Tally the lines containing "uyar" in this data. Respond with the tally alone.

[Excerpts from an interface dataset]
------------------------------------------------------------

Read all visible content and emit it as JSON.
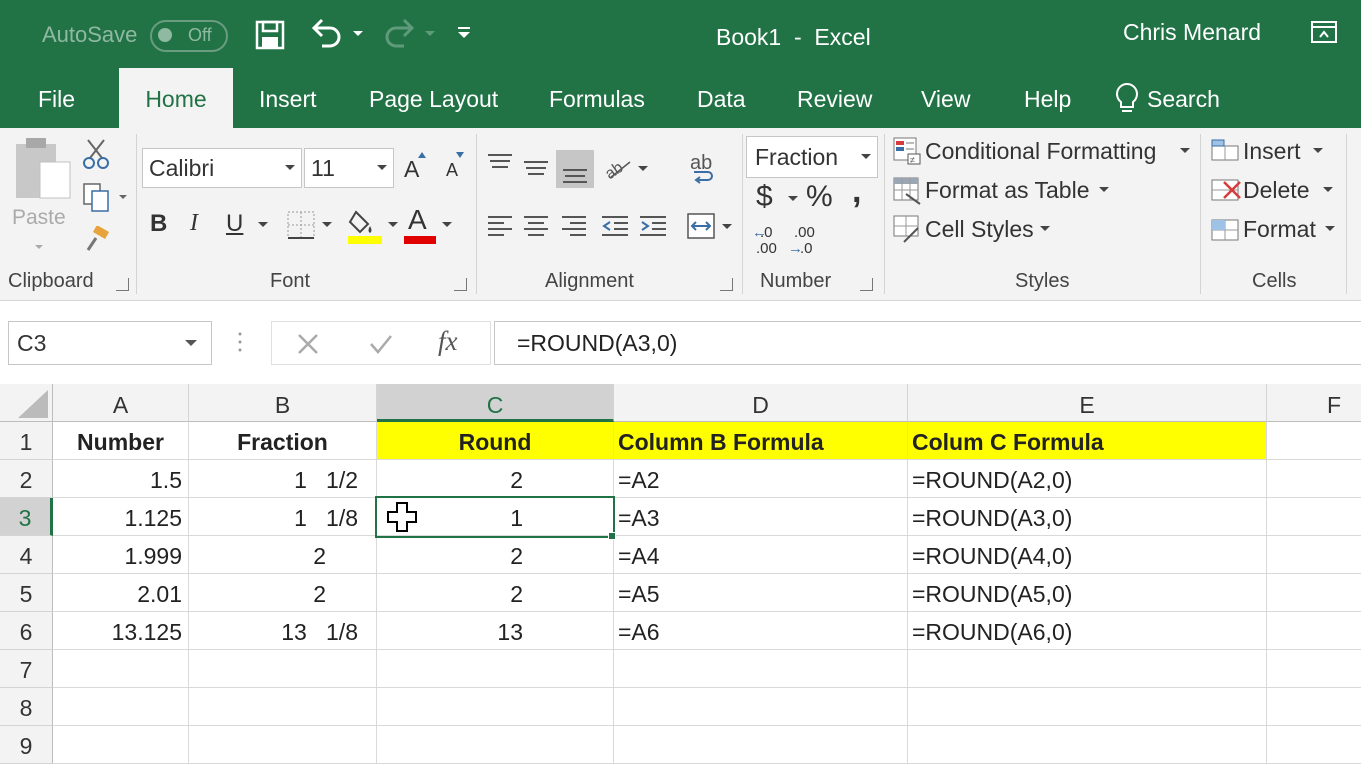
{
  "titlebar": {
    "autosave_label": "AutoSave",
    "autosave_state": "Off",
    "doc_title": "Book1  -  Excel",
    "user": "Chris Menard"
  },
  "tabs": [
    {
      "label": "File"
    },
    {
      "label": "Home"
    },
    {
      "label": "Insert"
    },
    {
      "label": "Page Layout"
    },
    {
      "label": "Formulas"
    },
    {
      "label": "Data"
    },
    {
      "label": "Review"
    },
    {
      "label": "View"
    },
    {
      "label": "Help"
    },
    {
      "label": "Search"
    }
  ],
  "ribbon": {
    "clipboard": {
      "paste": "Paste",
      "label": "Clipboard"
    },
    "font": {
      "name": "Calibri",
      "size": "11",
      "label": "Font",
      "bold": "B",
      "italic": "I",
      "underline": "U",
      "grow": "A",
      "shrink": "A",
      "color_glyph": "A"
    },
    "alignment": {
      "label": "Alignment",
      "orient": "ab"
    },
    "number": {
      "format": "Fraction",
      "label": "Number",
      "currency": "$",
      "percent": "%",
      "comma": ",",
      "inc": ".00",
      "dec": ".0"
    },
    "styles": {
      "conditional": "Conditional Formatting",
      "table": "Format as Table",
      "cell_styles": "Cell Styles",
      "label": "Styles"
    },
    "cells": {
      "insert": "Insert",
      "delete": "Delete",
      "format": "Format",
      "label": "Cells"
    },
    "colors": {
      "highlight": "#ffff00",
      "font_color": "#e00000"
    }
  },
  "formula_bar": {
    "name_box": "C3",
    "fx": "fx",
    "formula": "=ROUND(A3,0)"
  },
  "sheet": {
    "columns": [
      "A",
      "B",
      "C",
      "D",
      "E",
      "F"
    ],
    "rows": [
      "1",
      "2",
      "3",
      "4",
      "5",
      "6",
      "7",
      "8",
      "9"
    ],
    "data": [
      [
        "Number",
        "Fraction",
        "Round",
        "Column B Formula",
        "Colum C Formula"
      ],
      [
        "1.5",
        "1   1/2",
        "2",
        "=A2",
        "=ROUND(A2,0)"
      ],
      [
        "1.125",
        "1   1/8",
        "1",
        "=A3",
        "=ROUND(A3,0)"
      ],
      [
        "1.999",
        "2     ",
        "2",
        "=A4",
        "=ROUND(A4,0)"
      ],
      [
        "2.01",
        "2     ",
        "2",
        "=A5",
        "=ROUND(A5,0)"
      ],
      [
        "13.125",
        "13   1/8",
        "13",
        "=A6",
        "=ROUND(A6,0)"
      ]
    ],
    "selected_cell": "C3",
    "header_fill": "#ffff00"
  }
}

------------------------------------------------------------

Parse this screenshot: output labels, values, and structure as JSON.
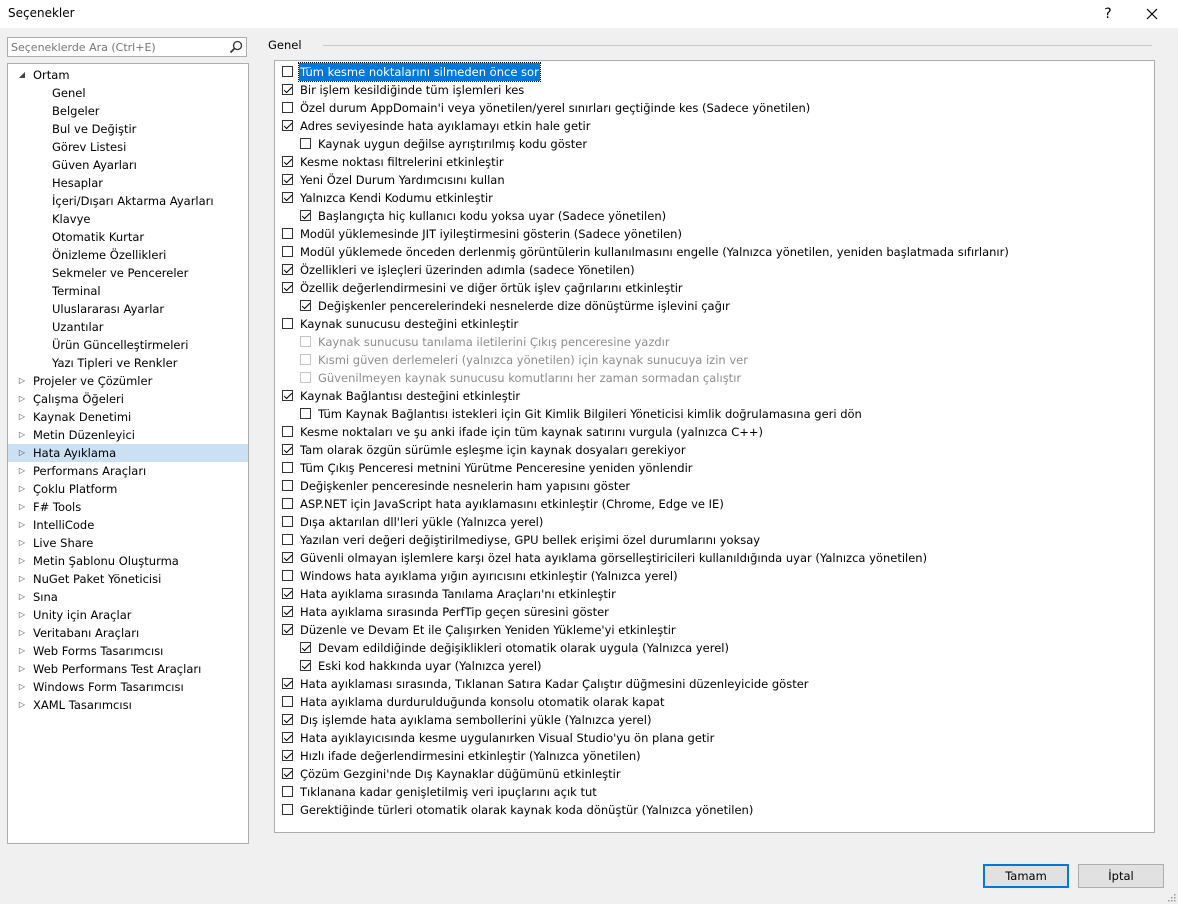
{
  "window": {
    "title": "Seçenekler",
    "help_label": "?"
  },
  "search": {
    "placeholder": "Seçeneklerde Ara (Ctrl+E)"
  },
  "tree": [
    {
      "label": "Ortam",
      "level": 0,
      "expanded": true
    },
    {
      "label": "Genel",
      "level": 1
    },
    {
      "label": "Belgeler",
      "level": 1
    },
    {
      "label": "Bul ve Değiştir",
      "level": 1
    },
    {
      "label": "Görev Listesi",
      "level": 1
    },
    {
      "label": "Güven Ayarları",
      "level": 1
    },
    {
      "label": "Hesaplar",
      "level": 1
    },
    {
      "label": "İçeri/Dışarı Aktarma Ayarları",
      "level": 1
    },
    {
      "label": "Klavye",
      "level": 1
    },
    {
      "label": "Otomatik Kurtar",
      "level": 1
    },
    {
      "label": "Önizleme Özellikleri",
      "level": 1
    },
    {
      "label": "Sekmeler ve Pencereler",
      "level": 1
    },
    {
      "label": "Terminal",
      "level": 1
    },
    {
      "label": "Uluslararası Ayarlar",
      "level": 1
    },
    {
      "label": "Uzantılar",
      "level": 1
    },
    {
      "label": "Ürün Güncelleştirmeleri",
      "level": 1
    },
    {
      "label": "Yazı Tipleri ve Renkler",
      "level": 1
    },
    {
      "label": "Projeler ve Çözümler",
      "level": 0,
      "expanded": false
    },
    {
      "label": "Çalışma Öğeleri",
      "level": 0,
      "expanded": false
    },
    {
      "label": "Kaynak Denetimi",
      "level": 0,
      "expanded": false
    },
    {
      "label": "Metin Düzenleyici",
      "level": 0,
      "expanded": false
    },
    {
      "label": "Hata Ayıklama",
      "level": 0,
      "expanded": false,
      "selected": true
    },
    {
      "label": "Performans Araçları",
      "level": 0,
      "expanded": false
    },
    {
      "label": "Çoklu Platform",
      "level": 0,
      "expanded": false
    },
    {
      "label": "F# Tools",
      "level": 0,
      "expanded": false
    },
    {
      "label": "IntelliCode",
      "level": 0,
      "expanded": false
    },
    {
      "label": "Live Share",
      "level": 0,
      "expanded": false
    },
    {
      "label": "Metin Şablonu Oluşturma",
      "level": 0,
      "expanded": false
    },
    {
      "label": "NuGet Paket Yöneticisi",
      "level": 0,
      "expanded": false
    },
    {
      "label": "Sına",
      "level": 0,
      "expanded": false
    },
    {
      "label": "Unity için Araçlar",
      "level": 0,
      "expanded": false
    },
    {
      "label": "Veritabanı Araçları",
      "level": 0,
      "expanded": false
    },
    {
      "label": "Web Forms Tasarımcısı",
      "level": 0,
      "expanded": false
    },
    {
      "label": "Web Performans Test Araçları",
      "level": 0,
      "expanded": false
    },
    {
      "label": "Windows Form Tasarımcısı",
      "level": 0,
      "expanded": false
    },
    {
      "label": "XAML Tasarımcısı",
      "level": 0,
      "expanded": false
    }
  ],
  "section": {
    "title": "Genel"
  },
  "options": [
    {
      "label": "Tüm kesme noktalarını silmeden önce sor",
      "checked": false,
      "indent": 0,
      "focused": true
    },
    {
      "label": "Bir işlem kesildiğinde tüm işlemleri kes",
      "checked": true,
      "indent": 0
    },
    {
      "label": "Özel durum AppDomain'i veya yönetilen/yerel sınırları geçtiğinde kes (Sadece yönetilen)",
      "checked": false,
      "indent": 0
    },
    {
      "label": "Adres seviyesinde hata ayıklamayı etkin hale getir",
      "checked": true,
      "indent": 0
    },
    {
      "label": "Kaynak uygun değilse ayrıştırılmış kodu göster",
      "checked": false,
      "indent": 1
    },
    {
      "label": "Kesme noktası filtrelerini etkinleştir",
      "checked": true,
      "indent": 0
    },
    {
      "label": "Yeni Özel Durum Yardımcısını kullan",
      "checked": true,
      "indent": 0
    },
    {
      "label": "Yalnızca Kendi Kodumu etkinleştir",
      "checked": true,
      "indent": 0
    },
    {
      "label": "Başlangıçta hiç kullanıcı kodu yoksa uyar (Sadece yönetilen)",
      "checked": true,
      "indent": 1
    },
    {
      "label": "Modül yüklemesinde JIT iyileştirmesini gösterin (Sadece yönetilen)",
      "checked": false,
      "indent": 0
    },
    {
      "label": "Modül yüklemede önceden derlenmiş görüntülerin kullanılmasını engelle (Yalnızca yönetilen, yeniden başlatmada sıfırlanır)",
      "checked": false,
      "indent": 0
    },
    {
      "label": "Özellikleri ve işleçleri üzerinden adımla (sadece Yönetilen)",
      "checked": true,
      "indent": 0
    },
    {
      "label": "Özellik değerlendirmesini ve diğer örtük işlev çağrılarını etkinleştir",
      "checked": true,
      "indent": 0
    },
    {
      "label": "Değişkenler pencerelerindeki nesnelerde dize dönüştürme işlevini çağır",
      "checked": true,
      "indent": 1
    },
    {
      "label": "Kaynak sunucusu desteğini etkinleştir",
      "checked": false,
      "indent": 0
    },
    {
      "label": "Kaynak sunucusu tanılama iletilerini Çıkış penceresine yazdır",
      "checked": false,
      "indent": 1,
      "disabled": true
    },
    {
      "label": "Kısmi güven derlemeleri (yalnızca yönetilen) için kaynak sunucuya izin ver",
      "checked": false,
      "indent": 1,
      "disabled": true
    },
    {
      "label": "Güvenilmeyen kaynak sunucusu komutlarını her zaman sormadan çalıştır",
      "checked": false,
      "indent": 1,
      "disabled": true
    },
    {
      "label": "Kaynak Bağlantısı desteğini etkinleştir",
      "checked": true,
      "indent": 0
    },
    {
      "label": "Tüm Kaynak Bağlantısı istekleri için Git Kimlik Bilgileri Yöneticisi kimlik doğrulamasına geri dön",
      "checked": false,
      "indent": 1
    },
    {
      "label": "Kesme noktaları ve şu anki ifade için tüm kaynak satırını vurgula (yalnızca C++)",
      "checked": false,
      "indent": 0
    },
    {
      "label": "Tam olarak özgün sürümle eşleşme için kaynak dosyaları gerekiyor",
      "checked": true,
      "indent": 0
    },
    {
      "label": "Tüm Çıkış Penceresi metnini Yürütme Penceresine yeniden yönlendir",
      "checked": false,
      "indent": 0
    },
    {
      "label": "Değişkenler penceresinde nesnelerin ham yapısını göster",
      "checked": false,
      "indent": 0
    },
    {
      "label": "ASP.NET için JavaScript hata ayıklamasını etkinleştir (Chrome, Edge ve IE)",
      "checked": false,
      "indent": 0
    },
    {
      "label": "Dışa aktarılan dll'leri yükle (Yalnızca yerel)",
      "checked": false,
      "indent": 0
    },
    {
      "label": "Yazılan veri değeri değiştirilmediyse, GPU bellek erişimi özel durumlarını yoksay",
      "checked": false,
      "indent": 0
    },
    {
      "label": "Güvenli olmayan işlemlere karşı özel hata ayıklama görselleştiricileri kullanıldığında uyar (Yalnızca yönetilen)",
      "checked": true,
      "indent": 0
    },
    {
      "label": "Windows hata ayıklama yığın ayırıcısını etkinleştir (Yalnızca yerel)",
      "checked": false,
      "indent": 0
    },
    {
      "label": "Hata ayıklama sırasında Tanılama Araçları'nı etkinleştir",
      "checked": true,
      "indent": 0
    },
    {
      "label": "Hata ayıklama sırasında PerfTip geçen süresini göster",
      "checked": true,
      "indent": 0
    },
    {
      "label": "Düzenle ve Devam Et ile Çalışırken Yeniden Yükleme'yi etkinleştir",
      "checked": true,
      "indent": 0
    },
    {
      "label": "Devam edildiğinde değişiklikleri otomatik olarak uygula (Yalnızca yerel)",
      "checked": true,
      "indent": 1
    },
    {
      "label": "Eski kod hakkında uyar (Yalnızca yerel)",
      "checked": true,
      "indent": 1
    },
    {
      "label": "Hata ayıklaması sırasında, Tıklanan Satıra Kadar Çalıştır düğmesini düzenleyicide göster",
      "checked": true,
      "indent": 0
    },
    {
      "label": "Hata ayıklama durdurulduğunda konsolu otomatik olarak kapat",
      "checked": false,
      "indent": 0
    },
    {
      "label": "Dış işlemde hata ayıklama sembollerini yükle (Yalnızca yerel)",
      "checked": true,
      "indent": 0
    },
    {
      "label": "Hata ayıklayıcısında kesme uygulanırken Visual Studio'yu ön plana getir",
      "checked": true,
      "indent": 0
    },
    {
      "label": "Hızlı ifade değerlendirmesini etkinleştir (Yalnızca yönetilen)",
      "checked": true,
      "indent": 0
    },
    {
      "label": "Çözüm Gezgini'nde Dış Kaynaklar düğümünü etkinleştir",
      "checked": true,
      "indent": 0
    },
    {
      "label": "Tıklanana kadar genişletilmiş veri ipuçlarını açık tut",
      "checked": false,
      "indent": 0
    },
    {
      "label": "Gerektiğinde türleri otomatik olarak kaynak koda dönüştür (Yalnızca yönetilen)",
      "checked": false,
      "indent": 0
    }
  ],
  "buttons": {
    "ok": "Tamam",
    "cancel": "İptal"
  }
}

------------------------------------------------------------

Reply to the task:
3